As it relates, Gannibal was Pushkin’s mother’s father’s father. Pushkin was born on June 6, 1799, just 18 years after his great-grandfather’s death. He was an indifferent student at the Lyceum outside of St. Petersburg, preoccupied as he was with writing poetry and trying to get it published. He graduated in 1817 and took a position at the Collegium of Foreign Affairs in St. Petersburg, where over the next three years he associated with members of the radical movement who would be responsible for the Decembrist Uprising in 1825, the famous plot to overthrow Nicolas I and place the emperor’s brother on the throne.
Pushkin began to circulate a series of radical poems unofficially, one of which, “Ode to Liberty,” would be found among the papers of all the major Decembrist conspirators. Pushkin, by this time exiled to his mother’s estate in Northern Russia, was not involved in the plot, so he escaped punishment, although the five ringleaders were sentenced to death.
Forgiven by Nicolas I in 1826, Pushkin began an extraordinary period of creativity, completing over the next five years two of his masterpieces, Eugene Onegin and Boris Gudonov, and four tragedies, including Mozart and Salieri, the story of which was retold more than a century and a half later in Peter Shaffer’s play Amadeus, filmed by Milos Forman. During this period, he also began a novel about his great-grandfather, The Moor of Peter the Great, which he never completed.
Like his great-grandfather’s first marriage, to Evdokia Dioper, Pushkin’s marriage in 1831 to Natalya Goncharova was deeply troubled, and would have the most fatal consequences. In 1836, enraged by the French military officer Georges d’Anthes’s pursuit of his wife, Pushkin challenged him to a duel, but retracted it when d’Anthes married his wife’s sister. When d’Anthes continued his pursuit, Pushkin challenged him once again. On Jan. 27, 1837, Pushkin was mortally wounded, dying two days later. (d’Anthes was pardoned but expelled from Russia, returned to France and became a politician.) All of Russia grieved. Virtually overnight, Pushkin was hailed as the indisputable father of Russian literature.
A Shade of Meaning
So was the father of Russian literature a race man? Did he think of himself as “a brother”? Although in the United States, with its crazy “one drop” rule, Pushkin would have been categorized as a black man, did he identify with his great-grandfather’s African heritage as a matter of choice, or was that irrelevant to him?
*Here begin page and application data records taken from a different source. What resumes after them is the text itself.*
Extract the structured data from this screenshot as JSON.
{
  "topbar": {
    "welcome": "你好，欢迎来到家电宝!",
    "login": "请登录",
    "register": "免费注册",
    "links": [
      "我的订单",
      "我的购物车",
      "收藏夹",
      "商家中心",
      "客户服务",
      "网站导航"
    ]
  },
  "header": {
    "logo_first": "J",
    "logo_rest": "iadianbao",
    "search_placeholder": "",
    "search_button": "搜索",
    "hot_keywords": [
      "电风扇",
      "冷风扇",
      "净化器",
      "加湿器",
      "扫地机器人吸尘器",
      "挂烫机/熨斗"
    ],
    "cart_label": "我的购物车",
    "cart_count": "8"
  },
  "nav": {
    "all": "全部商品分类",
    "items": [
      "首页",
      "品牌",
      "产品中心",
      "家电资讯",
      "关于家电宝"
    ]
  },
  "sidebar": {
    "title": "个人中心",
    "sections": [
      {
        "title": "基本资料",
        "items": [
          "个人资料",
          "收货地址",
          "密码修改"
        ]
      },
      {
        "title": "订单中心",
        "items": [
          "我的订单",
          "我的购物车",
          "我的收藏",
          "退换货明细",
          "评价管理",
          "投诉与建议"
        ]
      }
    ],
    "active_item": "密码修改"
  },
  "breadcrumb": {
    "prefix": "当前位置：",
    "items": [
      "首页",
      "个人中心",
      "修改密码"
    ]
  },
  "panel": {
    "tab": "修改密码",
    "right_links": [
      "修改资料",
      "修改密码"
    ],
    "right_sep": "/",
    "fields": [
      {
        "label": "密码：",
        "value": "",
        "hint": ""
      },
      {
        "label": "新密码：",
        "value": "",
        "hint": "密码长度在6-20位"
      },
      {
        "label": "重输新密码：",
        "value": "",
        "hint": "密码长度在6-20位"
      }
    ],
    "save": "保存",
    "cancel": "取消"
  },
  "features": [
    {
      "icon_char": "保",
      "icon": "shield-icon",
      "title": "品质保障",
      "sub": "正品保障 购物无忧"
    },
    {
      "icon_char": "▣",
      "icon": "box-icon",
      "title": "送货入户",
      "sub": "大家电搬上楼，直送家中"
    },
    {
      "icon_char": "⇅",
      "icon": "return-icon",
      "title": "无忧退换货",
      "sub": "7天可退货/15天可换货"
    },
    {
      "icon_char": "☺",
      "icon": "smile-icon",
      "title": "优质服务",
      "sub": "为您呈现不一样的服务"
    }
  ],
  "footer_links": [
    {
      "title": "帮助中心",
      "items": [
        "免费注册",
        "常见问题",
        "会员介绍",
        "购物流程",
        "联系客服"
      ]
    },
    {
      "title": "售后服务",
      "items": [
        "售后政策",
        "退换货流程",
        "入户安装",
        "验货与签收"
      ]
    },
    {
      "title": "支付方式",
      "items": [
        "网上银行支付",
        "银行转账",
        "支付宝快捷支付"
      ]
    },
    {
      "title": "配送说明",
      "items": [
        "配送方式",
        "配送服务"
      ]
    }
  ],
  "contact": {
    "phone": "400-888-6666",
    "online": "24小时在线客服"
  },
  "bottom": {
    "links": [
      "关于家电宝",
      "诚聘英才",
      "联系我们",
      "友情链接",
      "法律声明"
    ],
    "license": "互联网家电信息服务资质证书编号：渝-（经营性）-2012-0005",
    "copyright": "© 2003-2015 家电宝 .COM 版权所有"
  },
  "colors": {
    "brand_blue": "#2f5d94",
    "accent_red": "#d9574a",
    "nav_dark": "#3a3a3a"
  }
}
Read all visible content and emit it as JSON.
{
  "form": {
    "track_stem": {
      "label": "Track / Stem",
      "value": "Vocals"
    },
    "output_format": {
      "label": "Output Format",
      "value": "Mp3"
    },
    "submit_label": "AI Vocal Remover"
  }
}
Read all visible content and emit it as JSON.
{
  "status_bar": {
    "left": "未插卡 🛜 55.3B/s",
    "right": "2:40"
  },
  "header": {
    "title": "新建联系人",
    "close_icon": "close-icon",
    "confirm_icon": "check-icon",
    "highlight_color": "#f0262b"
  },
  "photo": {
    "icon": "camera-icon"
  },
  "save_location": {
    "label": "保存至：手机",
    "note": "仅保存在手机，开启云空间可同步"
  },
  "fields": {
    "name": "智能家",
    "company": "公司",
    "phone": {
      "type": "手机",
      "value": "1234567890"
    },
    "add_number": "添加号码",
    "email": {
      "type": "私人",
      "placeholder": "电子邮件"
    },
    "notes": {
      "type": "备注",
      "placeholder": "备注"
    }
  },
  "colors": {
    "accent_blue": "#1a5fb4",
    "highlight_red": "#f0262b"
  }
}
The answer is: most definitely! And he wrote about this on several occasions. Once, in a letter written in 1824, Pushkin even highlighted his relation to black slaves in the U.S.: “One can think of the fate of the Greeks in the same way as of the fate of my brother Negroes, and one can wish both of them liberation from unendurable slavery, ” as related in Under the Sky of My Africa.